One of the reasons for such a wondrous quarter turn around this 60-game season has been Cobb, who not only appears to be exactly what the Orioles paid for, but maybe even at his unparalleled best.

As of now, Cobb owns a 2.75 ERA (159 ERA+) in four starts, while hitters have only managed a .182 BABIP (5th in MLB) in 19.2 innings. His current 20.2 percent strikeout rate would be his highest figure in six years, and his 1.07 WHIP, if sustained, would become a career best.

Cobb isn’t particularly difficult to understand. He’s a three-pitch guy with a current fastball average of 92.6 mph, right at the league median. Even in the era of huck-it-chuck-it baseball, Cobb is still as reliant as ever on changing speeds and eye levels because he has to. Though I’d lean more towards calling it a straight up splitter, the most important pitch of that arsenal is the split-change.

The Cobb splitter is his defining pitch. It’s an illusionist offering that makes his fastball that much more effective, and when it’s fully operational, it’s the dive-bombing kind of offspeed pitch that should be thrown as much as possible in order to mask his average fastball. That leads us to my next point...

Alex Cobb Pitch Mix (2011-Present)

Year FB% CH% CU%
Year FB% CH% CU%
2011 50.2% 33.7 16.1%
2012 47.0% 33.8% 19.1%
2013 43.4% 33.0% 23.6%
2014 41.9% 38.1% 20.0%
2016 47.9% 29.5% 22.5%
2017 51.5% 14.4% 34.1%
2018 51.6% 26.4% 22.0%
2019 48.0% 34.9% 17.0%
2020 44.5% 37.7% 17.8%

Cobb has never thrown his splitter more, because it hasn’t been this good in years. Following his Tommy John surgery in 2015, it took Cobb a while to build back up his arm swing and feel for the pitch.

As it finally appears that his splitter is where it was when Cobb was anchoring the Rays starting rotation, his weighted changeup value of 3.1 is third-best in baseball as of right now. The whiff rate on his splitter has risen from 15 percent during his first two years as an Oriole to over 27 percent this season, a clear sign the splitter is back to darting, rather than floating.
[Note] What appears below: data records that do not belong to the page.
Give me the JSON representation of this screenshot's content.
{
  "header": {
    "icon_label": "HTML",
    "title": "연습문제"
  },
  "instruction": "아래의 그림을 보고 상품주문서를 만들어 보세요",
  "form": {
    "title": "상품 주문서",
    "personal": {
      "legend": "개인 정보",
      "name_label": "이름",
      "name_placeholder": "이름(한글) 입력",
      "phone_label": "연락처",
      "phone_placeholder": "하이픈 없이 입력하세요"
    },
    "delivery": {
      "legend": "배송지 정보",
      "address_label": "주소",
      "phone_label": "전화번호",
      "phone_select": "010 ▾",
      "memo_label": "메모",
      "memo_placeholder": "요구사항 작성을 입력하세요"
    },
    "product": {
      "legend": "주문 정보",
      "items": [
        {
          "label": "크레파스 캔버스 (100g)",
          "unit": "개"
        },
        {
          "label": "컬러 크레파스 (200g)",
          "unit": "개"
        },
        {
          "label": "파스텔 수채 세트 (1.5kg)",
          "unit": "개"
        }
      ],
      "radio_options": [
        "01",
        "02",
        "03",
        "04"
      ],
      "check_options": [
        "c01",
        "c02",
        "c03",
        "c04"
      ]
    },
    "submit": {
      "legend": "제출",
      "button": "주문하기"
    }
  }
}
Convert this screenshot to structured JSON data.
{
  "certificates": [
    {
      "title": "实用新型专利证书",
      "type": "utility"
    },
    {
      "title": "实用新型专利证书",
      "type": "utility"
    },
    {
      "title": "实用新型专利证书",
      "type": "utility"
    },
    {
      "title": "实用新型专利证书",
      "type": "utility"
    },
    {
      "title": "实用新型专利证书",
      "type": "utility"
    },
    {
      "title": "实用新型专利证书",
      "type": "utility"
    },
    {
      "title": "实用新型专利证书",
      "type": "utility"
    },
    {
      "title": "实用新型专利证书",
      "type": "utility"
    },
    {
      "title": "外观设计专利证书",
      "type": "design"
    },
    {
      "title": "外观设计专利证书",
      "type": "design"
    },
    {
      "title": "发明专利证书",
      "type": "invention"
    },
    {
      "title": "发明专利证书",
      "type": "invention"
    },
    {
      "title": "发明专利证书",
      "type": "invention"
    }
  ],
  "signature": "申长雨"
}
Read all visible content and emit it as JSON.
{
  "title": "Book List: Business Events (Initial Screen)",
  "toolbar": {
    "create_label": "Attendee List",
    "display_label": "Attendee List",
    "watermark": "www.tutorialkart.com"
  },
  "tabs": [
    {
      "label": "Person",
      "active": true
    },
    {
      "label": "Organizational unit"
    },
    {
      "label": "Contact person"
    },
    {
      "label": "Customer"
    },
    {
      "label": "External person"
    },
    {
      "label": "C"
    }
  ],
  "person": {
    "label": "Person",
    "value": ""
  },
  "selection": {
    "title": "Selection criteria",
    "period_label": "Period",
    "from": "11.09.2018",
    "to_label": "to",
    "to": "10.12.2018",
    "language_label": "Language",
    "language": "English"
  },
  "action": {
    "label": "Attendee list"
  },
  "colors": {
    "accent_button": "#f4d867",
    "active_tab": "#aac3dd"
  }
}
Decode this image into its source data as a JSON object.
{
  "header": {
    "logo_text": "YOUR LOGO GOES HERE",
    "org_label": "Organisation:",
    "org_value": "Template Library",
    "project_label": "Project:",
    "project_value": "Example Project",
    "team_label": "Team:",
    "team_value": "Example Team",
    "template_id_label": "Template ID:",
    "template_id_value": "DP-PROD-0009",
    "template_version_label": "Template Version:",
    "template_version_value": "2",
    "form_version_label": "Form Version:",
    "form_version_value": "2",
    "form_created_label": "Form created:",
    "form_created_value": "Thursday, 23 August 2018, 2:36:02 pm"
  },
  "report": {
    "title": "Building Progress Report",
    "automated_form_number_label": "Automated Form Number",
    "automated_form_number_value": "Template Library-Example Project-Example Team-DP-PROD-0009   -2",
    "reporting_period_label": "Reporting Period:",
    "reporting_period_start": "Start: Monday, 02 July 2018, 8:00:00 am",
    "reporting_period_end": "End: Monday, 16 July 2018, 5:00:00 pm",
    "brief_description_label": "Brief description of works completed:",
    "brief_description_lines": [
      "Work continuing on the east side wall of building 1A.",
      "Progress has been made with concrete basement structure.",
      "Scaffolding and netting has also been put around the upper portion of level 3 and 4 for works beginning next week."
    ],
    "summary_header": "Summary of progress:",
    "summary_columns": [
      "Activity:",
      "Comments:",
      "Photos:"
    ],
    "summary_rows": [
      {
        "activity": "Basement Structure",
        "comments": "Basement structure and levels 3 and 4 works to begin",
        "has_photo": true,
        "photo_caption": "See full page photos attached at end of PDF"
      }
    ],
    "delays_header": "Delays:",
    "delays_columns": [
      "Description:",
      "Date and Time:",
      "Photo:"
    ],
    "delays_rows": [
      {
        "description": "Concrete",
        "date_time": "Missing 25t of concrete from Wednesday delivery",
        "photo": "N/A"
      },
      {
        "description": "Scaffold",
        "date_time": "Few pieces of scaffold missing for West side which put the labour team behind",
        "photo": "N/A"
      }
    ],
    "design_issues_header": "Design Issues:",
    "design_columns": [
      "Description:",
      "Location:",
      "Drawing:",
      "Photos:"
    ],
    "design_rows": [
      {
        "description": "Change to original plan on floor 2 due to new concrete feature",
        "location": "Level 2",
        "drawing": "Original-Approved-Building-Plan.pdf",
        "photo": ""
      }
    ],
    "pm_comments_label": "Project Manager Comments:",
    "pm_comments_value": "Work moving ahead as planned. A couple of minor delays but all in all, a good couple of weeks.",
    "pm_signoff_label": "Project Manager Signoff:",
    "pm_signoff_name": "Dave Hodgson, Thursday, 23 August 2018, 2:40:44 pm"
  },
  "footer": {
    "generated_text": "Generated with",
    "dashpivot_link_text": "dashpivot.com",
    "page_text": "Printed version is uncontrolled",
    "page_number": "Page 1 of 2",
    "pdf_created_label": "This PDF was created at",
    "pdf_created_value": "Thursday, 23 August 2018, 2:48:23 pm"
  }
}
The leftward image is Cobb’s splitter placement during the 2018 and 2019 seasons, while the right image is the current season. Clearly Cobb is manipulating the baseball to more tilt, while his command of the pitch has also improved as there is considerably more red mass underneath the strike zone. With his splitter back to a lofty status quo, Cobb has managed to produce baseball’s third-highest ground ball rate among starters (64.9 percent), and his current overall whiff rate of 11.8 percent would finish as a career best.

Will the Orioles consider trading Cobb? It would be entirely too stupid not to consider trading a valuable asset at a time of collecting younger, more valuable pieces. However, for right now, I think it’s more appropriate to appreciate what the Orioles are currently pulling off, and point at Cobb as one of the primary reasons for such a stunning start. Hell, with only 44 games left on the schedule, Cobb could end up being the go-to guy down what’s already the home stretch.

The world is presently complicated, but seeing someone succeed after such trial and error the likes of which Cobb has experienced is a simple pleasure. Like the team he represents, the success was worth the wait.